NEW YORK (WABC) -- New York state leads the country in deaths at hospitals run by the Veterans Health Administration, the nation's largest healthcare network, according to data from the U.S. Department of Veterans Affairs.
New Jersey followed New York with the second-highest number of deaths nationwide, followed by Louisiana and Michigan, according to that data.
Between Wednesday and Thursday, 7 On Your Side Investigates analysis of confirmed coronavirus cases at VA hospitals throughout the Tri-State region revealed doctors had diagnosed about 106 new veterans with the virus and 14 had died.
Nationally, VA hospitals had reported 6,115 confirmed cases of coronavirus and 391 deaths as of late Thursday morning.
Willie Campbell, an Army veteran in New Jersey, is among the individuals fighting for his life in a VA hospital. His family said he was at the facility in East Orange, where 356 patients had died and 42 patients had been diagnosed with COVID-19.
"I am fearful my father is going to die, and my father is all we have right now," daughter Jacqueline Dobbs sad. "If he dies, it's like we're dying. And it's out of our hands because we can't even see him."
Campbell's family said they had to push for Campbell to be admitted into the VA hospital, which had recently sent him to a nursing home, where the family said he contracted coronavirus.
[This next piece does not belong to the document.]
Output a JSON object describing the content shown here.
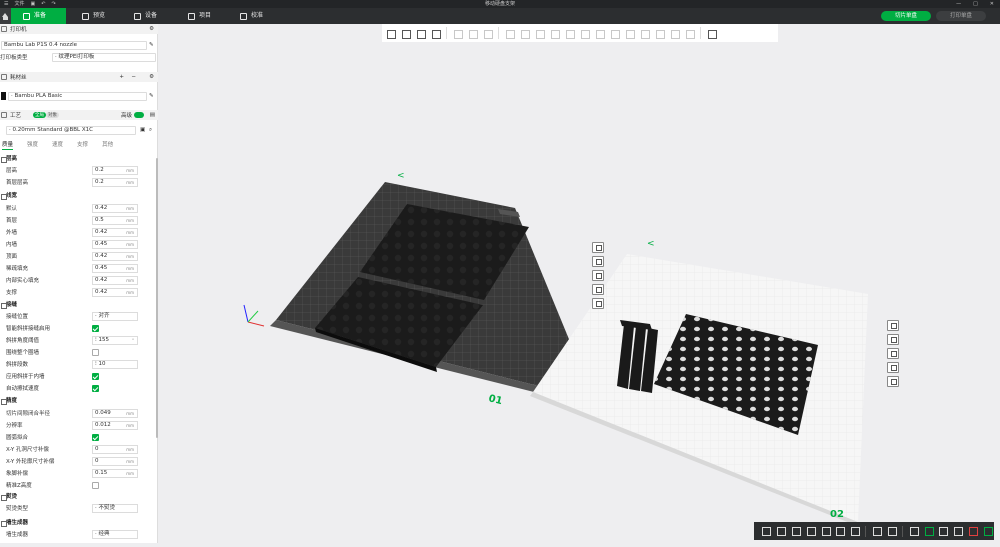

"I want to know, will the VA fight for his life?" Campbell's granddaughter Shanika McNair said. "The VA stated they didn't want him back there. People who have served this country deserve a little bit more when it comes to healthcare."
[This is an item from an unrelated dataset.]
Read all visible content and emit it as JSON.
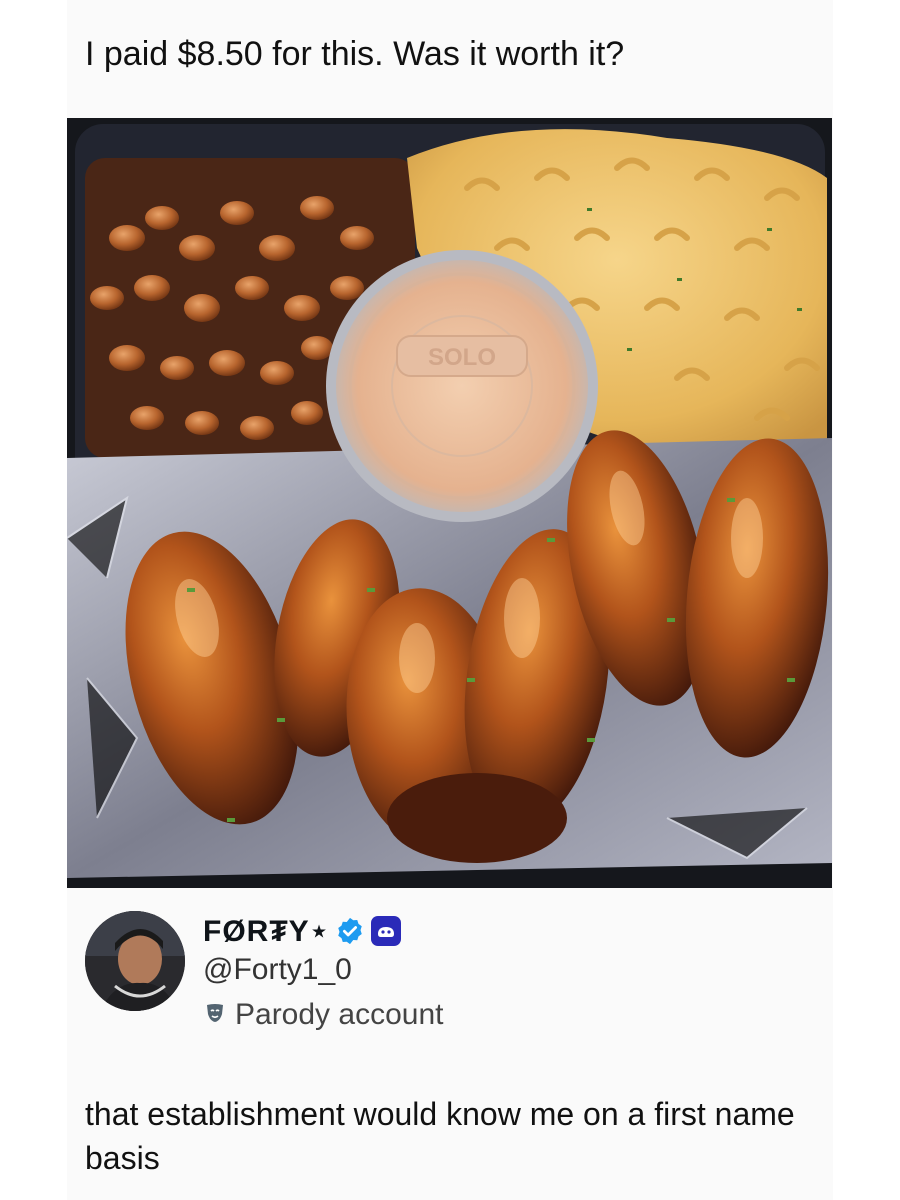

McNair and Dobbs said the VA ultimately admitted Campbell on Tuesday.
"I saw him Tuesday getting in the ambulance, and I followed it to the VA," Dobbs said. "And that is the last time I saw my father."
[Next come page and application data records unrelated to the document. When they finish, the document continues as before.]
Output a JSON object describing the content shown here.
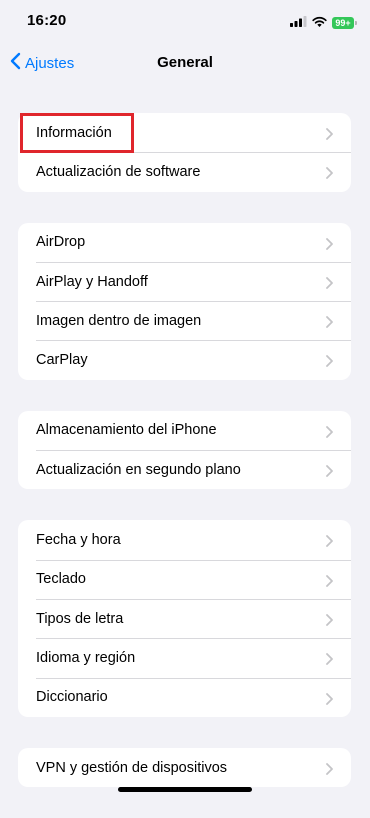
{
  "status": {
    "time": "16:20",
    "battery": "99+"
  },
  "nav": {
    "back_label": "Ajustes",
    "title": "General"
  },
  "groups": [
    {
      "items": [
        {
          "label": "Información"
        },
        {
          "label": "Actualización de software"
        }
      ]
    },
    {
      "items": [
        {
          "label": "AirDrop"
        },
        {
          "label": "AirPlay y Handoff"
        },
        {
          "label": "Imagen dentro de imagen"
        },
        {
          "label": "CarPlay"
        }
      ]
    },
    {
      "items": [
        {
          "label": "Almacenamiento del iPhone"
        },
        {
          "label": "Actualización en segundo plano"
        }
      ]
    },
    {
      "items": [
        {
          "label": "Fecha y hora"
        },
        {
          "label": "Teclado"
        },
        {
          "label": "Tipos de letra"
        },
        {
          "label": "Idioma y región"
        },
        {
          "label": "Diccionario"
        }
      ]
    },
    {
      "items": [
        {
          "label": "VPN y gestión de dispositivos"
        }
      ]
    }
  ],
  "colors": {
    "accent": "#007aff",
    "highlight": "#e0262c",
    "battery": "#34c759",
    "background": "#f2f2f7"
  }
}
Their experience speaks to concerns veterans advocates have expressed about the number of deaths reported by the VA.
While the numbers only represent a fraction of the estimated hospital deaths nationwide, advocates worry the data doesn't present a complete picture of the number of veterans lost to coronavirus or the efforts the VA has taken to protect veterans during the pandemic.
"We feel that is the tip of the iceberg honestly," said James Fitzgerald, deputy director of the NYC Veterans Alliance. "I am quite concerned about the numbers we've seen historically when it comes to the VA turning away patients in order to have a lesser number of impacted personal."
Healthcare workers have also complained the VA has not done enough to prevent the virus from spreading to them or other individuals in the healthcare system.
"A lot of them aren't getting the protective equipment that they need," said Vincent Castellano, senior national vice president of the American Federation of Government Employees. "And it's not only protective equipment. In some cases, they haven't been properly trained to do certain jobs within the organization."
In a statement addressing the VA's response to the pandemic, VA Secretary Robert Wilkie said, "VA has a world-class medical team doing incredible work on the frontlines of this fight. We will continue to share best practices and lessons learned with other government agencies and the private health care system as appropriate so we can defeat COVID-19 as a nation."
VA Press Secretary Christina Noel also responded to allegations about a lack of PPE at VA hospitals.
"All VA facilities are equipped with essential items and supplies," Noel wrote in a statement. "We are continually monitoring the status of those items to ensure a robust supply chain. VA facilities are using PPE in accordance with CDC guidelines."
7 On Your Side Investigates could not directly compare the number of coronavirus cases and deaths at VA hospitals to other area hospitals outside the VA system because that information is not widely available.
The U.S. Department of Veterans Affairs is regularly updating its coronavirus caseload at this link: COVID-19 National Summary.